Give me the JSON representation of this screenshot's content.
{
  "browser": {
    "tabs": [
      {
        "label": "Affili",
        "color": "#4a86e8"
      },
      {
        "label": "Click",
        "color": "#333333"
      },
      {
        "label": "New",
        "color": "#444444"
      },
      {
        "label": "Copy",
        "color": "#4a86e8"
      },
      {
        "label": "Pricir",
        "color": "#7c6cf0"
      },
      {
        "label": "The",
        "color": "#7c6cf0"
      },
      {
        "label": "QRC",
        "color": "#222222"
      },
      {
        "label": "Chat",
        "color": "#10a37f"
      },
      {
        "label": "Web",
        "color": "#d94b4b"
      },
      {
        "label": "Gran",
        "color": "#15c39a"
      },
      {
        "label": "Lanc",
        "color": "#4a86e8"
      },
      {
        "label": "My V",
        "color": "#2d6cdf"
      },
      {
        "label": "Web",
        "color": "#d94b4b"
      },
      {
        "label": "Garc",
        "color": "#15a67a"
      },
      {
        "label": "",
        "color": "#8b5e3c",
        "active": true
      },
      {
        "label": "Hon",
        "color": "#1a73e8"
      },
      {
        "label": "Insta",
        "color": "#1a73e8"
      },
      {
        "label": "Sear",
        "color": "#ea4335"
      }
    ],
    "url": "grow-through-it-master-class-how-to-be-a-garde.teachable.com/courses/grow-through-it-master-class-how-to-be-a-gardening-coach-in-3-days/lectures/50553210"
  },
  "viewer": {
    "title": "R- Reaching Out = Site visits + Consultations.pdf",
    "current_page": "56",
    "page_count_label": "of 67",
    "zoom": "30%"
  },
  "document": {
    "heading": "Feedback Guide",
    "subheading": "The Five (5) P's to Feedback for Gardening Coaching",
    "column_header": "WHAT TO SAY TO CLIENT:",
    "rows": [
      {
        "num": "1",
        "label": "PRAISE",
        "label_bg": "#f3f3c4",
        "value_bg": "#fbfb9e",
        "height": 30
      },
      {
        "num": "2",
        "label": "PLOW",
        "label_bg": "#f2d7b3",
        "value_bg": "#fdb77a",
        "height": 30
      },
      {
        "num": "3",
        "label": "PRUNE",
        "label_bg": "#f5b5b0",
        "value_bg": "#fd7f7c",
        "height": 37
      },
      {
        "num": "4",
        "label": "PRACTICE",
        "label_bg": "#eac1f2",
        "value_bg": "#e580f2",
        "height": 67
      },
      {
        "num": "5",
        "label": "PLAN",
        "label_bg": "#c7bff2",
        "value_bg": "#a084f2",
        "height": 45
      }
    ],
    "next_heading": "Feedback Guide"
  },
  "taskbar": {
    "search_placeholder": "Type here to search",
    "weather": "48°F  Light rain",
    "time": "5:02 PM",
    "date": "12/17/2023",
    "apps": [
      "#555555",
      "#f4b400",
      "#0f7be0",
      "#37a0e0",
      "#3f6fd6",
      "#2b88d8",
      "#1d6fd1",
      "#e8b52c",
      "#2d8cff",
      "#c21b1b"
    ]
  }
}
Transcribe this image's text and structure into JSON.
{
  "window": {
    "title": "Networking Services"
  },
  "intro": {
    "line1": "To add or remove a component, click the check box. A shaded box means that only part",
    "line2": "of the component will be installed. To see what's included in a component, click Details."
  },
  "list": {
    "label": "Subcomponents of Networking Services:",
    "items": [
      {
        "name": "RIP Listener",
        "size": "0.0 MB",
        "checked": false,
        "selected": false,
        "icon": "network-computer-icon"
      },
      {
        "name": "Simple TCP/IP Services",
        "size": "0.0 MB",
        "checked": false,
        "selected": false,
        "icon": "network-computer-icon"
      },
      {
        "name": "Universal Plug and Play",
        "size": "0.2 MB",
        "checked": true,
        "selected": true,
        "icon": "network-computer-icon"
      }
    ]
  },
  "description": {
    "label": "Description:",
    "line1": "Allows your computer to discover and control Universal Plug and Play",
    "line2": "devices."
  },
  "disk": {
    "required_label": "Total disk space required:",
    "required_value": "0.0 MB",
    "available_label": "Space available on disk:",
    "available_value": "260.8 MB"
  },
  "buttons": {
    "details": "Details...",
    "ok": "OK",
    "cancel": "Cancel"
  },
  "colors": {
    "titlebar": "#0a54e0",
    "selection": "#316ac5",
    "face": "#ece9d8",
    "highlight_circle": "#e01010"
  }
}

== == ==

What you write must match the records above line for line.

Exercise output>
Give me the JSON representation of this screenshot's content.
{
  "browser": {
    "tabs": [
      {
        "label": "Affili",
        "color": "#4a86e8"
      },
      {
        "label": "Click",
        "color": "#333333"
      },
      {
        "label": "New",
        "color": "#444444"
      },
      {
        "label": "Copy",
        "color": "#4a86e8"
      },
      {
        "label": "Pricir",
        "color": "#7c6cf0"
      },
      {
        "label": "The",
        "color": "#7c6cf0"
      },
      {
        "label": "QRC",
        "color": "#222222"
      },
      {
        "label": "Chat",
        "color": "#10a37f"
      },
      {
        "label": "Web",
        "color": "#d94b4b"
      },
      {
        "label": "Gran",
        "color": "#15c39a"
      },
      {
        "label": "Lanc",
        "color": "#4a86e8"
      },
      {
        "label": "My V",
        "color": "#2d6cdf"
      },
      {
        "label": "Web",
        "color": "#d94b4b"
      },
      {
        "label": "Garc",
        "color": "#15a67a"
      },
      {
        "label": "",
        "color": "#8b5e3c",
        "active": true
      },
      {
        "label": "Hon",
        "color": "#1a73e8"
      },
      {
        "label": "Insta",
        "color": "#1a73e8"
      },
      {
        "label": "Sear",
        "color": "#ea4335"
      }
    ],
    "url": "grow-through-it-master-class-how-to-be-a-garde.teachable.com/courses/grow-through-it-master-class-how-to-be-a-gardening-coach-in-3-days/lectures/50553210"
  },
  "viewer": {
    "title": "R- Reaching Out = Site visits + Consultations.pdf",
    "current_page": "56",
    "page_count_label": "of 67",
    "zoom": "30%"
  },
  "document": {
    "heading": "Feedback Guide",
    "subheading": "The Five (5) P's to Feedback for Gardening Coaching",
    "column_header": "WHAT TO SAY TO CLIENT:",
    "rows": [
      {
        "num": "1",
        "label": "PRAISE",
        "label_bg": "#f3f3c4",
        "value_bg": "#fbfb9e",
        "height": 30
      },
      {
        "num": "2",
        "label": "PLOW",
        "label_bg": "#f2d7b3",
        "value_bg": "#fdb77a",
        "height": 30
      },
      {
        "num": "3",
        "label": "PRUNE",
        "label_bg": "#f5b5b0",
        "value_bg": "#fd7f7c",
        "height": 37
      },
      {
        "num": "4",
        "label": "PRACTICE",
        "label_bg": "#eac1f2",
        "value_bg": "#e580f2",
        "height": 67
      },
      {
        "num": "5",
        "label": "PLAN",
        "label_bg": "#c7bff2",
        "value_bg": "#a084f2",
        "height": 45
      }
    ],
    "next_heading": "Feedback Guide"
  },
  "taskbar": {
    "search_placeholder": "Type here to search",
    "weather": "48°F  Light rain",
    "time": "5:02 PM",
    "date": "12/17/2023",
    "apps": [
      "#555555",
      "#f4b400",
      "#0f7be0",
      "#37a0e0",
      "#3f6fd6",
      "#2b88d8",
      "#1d6fd1",
      "#e8b52c",
      "#2d8cff",
      "#c21b1b"
    ]
  }
}
Transcribe this image's text and structure into JSON.
{
  "window": {
    "title": "Networking Services"
  },
  "intro": {
    "line1": "To add or remove a component, click the check box. A shaded box means that only part",
    "line2": "of the component will be installed. To see what's included in a component, click Details."
  },
  "list": {
    "label": "Subcomponents of Networking Services:",
    "items": [
      {
        "name": "RIP Listener",
        "size": "0.0 MB",
        "checked": false,
        "selected": false,
        "icon": "network-computer-icon"
      },
      {
        "name": "Simple TCP/IP Services",
        "size": "0.0 MB",
        "checked": false,
        "selected": false,
        "icon": "network-computer-icon"
      },
      {
        "name": "Universal Plug and Play",
        "size": "0.2 MB",
        "checked": true,
        "selected": true,
        "icon": "network-computer-icon"
      }
    ]
  },
  "description": {
    "label": "Description:",
    "line1": "Allows your computer to discover and control Universal Plug and Play",
    "line2": "devices."
  },
  "disk": {
    "required_label": "Total disk space required:",
    "required_value": "0.0 MB",
    "available_label": "Space available on disk:",
    "available_value": "260.8 MB"
  },
  "buttons": {
    "details": "Details...",
    "ok": "OK",
    "cancel": "Cancel"
  },
  "colors": {
    "titlebar": "#0a54e0",
    "selection": "#316ac5",
    "face": "#ece9d8",
    "highlight_circle": "#e01010"
  }
}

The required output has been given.